* **Task brief**:
Among the entries below, find the lines with the word "отображения" and return them.

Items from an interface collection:
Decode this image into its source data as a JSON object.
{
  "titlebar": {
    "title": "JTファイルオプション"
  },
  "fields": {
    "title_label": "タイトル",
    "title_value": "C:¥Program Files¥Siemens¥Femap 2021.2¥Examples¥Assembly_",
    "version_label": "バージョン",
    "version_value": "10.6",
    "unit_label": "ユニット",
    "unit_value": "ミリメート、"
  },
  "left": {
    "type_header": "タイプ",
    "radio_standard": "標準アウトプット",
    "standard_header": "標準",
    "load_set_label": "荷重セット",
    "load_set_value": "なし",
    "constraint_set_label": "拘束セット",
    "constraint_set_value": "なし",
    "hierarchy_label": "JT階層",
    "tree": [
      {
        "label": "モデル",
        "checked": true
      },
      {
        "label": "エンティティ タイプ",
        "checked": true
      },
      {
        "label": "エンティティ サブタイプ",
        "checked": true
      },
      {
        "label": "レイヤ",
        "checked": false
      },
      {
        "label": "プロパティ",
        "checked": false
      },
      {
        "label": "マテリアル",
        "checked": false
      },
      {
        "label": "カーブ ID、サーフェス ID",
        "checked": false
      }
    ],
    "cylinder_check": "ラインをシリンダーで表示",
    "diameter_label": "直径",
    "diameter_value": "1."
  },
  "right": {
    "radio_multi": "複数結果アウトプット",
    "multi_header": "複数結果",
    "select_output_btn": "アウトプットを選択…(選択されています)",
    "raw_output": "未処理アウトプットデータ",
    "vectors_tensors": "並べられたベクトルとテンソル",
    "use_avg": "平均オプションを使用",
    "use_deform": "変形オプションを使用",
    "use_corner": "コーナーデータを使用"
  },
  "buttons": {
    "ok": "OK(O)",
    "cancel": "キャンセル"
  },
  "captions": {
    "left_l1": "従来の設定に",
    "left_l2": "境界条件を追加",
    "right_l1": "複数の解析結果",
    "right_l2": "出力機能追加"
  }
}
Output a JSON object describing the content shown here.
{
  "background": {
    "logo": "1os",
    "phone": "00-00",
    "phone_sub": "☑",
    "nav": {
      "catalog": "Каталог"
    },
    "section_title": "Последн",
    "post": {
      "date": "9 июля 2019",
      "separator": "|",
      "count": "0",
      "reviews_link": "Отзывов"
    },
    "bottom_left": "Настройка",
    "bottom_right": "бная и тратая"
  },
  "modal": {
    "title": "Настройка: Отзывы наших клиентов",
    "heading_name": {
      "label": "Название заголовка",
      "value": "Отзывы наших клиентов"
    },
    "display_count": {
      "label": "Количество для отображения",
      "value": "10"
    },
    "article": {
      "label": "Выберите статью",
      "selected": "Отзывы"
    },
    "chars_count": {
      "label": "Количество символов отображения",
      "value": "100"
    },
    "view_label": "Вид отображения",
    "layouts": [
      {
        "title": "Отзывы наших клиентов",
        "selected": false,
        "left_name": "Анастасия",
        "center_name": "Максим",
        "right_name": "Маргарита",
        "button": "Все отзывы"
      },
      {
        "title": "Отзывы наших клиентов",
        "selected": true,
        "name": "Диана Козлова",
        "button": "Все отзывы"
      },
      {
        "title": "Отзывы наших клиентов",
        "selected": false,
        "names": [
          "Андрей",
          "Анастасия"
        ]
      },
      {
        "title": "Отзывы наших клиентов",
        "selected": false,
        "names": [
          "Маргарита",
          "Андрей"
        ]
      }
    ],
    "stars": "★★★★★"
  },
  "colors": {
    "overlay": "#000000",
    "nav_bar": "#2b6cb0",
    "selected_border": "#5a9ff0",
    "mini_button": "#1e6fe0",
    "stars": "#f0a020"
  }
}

* **Output below**:
      "label": "Количество для отображения",
      "label": "Количество символов отображения",
    "view_label": "Вид отображения",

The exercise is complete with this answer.